Al-Shabaab terror merchants have taken responsibility for an attack on a Kismayu hotel, even as the aftermath directly becomes political.
Leaving behind charred sinks, bullet-riddled walls and tables, the suicide bomber and gunmen killed at least 26 people and injured 56 others.
Jubbaland State President Ahmed Islam Madobe told journalists that 10 foreigners, including three Kenyans, were among the dead, reflecting the rising attraction of a city that was only eight years ago under the control of extremists.
One Canadian, a Briton, two Americans and three Tanzanians also died in the As-Asey Hotel attack, local outlets said, quoting Madobe.
But the raid is something Madobe would least expect at a time he is striving to warm up relations with Mogadishu, amid accusations of high handedness.
On Friday, troop contributing countries to the African Union Mission in Somalia met in Nairobi where they declared focus on the “nexus” between politics and security and encouraging federal states to work with Mogadishu to rebuild institutions.
A free and fair election in Jubbaland could be one of those institutions.
“The Political Consultative meeting stressed the imperative for greater consideration of internal and external dynamics that affect the peace and stability of Somalia and the region with the view to evolving appropriate response measures,” a dispatch after the meeting chaired by Kenyan Foreign Affairs Cabinet Secretary Monica Juma said.
Kenya, Ethiopia, Uganda, Burundi and Djibouti have contributed soldiers to the 22,000-troop Amisom Force, which plans gradual withdrawal by the end of 2020.
Troop contributing countries said the withdrawal, from Somalia would respect the “sovereignty, territorial integrity, political independence and unity of Somalia”.
In power technically since 2013, although formally elected in 2015, Madobe’s Ras Kamboni brigade had allied with the Kenya Defence Forces to retake Kismayu from al-Shabaab in October 2012.
Since then, the city has been relatively safe with some occasional mines or a lose suicide attacker letting off.
He is now preparing for re-election on August 19.
Madobe has been running local campaigns on a pledge to stabilise the entire Jubbaland, including the central regions where Shabaab fighters still run the show.
During his time, he has also had foreign allies, maintained an alliance with Kenya and Ethiopia and improved trade in Kismayu.
The attack, however, could roil everything.
“It has happened at the critical time of his political career and the election in Jubbaland is round the corner.

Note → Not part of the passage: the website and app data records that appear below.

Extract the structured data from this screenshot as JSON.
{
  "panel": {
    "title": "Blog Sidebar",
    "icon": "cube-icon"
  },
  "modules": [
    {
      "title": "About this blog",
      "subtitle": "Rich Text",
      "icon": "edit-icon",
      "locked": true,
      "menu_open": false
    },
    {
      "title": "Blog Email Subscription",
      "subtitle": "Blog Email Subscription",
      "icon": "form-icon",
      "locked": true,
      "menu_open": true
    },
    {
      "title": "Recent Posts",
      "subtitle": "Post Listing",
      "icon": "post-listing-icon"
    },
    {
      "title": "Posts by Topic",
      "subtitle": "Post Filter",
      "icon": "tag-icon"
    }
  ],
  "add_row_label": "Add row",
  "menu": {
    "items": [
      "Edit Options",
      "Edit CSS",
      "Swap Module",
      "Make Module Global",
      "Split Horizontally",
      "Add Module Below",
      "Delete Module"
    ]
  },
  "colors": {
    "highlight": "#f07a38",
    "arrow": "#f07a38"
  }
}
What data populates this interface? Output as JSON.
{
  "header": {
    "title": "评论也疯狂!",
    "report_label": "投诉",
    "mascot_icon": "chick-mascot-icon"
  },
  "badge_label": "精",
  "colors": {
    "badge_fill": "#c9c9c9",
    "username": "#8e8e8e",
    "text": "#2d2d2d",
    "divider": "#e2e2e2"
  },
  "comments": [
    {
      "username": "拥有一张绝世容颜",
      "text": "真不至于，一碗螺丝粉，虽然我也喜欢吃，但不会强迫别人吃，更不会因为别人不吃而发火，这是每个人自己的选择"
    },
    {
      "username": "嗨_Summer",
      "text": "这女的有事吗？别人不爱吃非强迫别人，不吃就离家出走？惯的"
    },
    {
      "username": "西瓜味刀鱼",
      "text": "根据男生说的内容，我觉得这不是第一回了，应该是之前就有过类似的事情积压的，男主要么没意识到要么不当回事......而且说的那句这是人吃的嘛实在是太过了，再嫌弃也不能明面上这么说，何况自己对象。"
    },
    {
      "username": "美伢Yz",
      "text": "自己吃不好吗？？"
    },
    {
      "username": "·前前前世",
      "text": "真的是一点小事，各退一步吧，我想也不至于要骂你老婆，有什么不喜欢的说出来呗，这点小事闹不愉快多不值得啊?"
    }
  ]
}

It could damage his image,” Abdiwahab Sheikh, a Somali politics analyst, said.
Among the dead were the founder of online English station Integration TV Hodan Nalayeh and her husband.
Nalayeh dedicated her time to marketing the positive side of Somalia, away from the usual war, poverty and hunger.
“She truly made a difference in the narrative about Somalia. Her legacy of showcasing the positive things about our nation lives on,” Somali Presidency spokesman Abdinur Mohammed Ahmed said.
Also killed were journalists for the Somali Broadcasting Service, prominent activists, hotel employees and humanitarian workers.
Yet even as Madobe updated the world on the situation, some incensed Somalis accused him of masterminding the deadly attack to scare opponents.
Due to the security situation, a special college selected by elders from every clan will elect local lawmakers and the president.
Madobe has promised to ensure universal suffrage when the vote is held again in 2023.
But he needs to first skip the hurdle.
Kenyan officials say the focus in Jubbaland after the August election should be on long-term goals like development, reconciliation and institution building.
But Madobe’s opponents, who include former Somalia Information minister Abdullahi Ciilmooge Hirsi and his former ally Sheikh Dahir, both from the president’s Ogaden clan, say he remains a divisive figure.
Others include new entrants Abdullahi Fartaag and Abdallah Ahmed Ibrahim.